Each of four regions is identified by a leading number.
- 1 = North Island as far south as the Bay of Plenty.
- 2 = the rest of North Island & Nelson province in the South Island
- 3 = South island down to Timaru
- 4 = the rest of South Island
- 5 = Antartica and mobile radio
Originally "A" stations had a second letter - Y; B stations had a
second letter Z. Later all private stations were given second letter X. Networks
were identified by call letters: -YA were 'serious' national talk radio, -YC
were concert (classical) program) -YD were city stations, usually broadcasting
from 5 pm thru 11 pm.
ZA & ZB were city commercial stations, networking for major programs like
Aunt Daisy, Des Britton's Top Ten, the LIfebuoy Hit Parade & a quiz show
hosted by Selwyn Toogood. Colin Scrimgeour at 1ZB was involved with an
evangelical religious movement called The Friendly Road, which also made
proselytizing movies and ran a 'house truck' (a peculiarly NZ phenomenon where a
large truck is turned into a self-propelled mobile home) around Auckland
Province. Well into the 60s morning broadcasts on 1ZB gave way at 10.am to the
Friendly Road Hour, during which a preacher called Uncle Tom would baptise
infants live on the air, deliver improving homilies & present live religious
songs from the Sankey Singers.
The call sign system was dropped in the 1980s.
My thanks to Aaron

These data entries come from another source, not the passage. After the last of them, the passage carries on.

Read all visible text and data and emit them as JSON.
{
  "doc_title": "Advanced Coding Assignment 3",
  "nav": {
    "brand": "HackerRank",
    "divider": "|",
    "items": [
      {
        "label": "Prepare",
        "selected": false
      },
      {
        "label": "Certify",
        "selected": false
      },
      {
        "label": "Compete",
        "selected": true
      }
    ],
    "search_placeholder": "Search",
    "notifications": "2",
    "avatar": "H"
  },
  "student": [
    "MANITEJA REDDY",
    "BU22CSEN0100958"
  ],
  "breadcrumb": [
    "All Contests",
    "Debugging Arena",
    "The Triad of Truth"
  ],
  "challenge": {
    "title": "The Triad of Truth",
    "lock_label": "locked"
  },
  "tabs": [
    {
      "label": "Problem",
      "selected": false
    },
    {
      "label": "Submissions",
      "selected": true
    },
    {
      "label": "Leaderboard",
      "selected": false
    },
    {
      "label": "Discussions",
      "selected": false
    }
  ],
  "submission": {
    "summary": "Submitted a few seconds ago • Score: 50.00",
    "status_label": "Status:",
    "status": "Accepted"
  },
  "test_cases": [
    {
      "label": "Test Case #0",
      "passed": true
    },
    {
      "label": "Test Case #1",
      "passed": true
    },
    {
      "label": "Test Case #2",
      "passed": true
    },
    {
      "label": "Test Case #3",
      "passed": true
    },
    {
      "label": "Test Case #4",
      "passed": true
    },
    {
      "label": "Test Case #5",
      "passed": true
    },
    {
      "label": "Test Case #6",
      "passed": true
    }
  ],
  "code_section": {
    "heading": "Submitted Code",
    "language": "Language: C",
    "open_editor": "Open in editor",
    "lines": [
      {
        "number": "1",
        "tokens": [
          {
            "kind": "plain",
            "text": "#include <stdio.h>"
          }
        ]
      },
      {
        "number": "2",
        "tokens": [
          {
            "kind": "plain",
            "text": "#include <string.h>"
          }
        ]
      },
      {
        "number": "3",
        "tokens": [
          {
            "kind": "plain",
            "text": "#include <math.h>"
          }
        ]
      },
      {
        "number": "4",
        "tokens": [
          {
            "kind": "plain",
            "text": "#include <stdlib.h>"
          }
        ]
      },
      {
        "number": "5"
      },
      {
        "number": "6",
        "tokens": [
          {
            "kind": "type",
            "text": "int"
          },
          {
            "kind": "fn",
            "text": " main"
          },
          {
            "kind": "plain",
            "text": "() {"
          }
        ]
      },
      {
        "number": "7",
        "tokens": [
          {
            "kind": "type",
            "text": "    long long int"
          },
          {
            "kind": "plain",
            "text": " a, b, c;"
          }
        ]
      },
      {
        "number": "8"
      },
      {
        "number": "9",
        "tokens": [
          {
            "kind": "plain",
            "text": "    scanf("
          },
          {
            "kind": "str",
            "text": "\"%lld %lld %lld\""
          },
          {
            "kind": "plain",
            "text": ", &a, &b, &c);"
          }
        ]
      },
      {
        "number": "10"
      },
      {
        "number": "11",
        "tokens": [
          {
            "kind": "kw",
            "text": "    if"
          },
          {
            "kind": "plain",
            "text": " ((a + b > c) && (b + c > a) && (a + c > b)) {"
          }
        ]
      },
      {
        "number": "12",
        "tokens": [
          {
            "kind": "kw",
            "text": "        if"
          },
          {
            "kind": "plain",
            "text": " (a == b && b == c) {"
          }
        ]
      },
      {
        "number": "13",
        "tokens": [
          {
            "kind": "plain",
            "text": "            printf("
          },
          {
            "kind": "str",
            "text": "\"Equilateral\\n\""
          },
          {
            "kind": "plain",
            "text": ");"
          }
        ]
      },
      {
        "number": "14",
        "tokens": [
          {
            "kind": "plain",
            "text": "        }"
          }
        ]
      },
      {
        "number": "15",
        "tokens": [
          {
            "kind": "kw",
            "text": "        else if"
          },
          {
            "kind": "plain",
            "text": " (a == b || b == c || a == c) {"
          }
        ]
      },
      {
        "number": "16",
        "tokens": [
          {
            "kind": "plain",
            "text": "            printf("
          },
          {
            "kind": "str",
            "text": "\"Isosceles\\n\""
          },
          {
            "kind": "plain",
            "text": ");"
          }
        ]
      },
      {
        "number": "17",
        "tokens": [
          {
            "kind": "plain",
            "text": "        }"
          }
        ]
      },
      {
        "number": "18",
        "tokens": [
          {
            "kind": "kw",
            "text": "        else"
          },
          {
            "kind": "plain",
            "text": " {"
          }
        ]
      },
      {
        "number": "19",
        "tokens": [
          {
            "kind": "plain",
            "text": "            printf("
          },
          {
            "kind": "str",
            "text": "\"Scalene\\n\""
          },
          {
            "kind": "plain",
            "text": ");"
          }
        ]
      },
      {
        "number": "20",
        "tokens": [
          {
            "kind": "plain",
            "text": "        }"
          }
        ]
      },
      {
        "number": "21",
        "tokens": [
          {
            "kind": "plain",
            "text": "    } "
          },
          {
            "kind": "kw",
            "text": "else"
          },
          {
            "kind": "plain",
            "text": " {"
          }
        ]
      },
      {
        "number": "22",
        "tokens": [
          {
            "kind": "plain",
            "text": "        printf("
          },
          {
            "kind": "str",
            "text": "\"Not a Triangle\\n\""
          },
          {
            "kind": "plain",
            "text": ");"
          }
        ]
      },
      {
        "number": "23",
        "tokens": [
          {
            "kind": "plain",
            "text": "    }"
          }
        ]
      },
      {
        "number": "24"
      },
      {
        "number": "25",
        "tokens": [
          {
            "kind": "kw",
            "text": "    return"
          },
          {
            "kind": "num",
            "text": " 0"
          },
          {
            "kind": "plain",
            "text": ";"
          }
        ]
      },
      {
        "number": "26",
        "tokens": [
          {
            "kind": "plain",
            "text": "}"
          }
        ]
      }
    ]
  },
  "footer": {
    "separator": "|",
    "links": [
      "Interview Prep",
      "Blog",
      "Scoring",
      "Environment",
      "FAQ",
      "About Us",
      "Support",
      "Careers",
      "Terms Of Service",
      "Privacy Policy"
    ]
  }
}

Anderson and Philip Crookes for their help with this
information. If you can add to it, please let us know.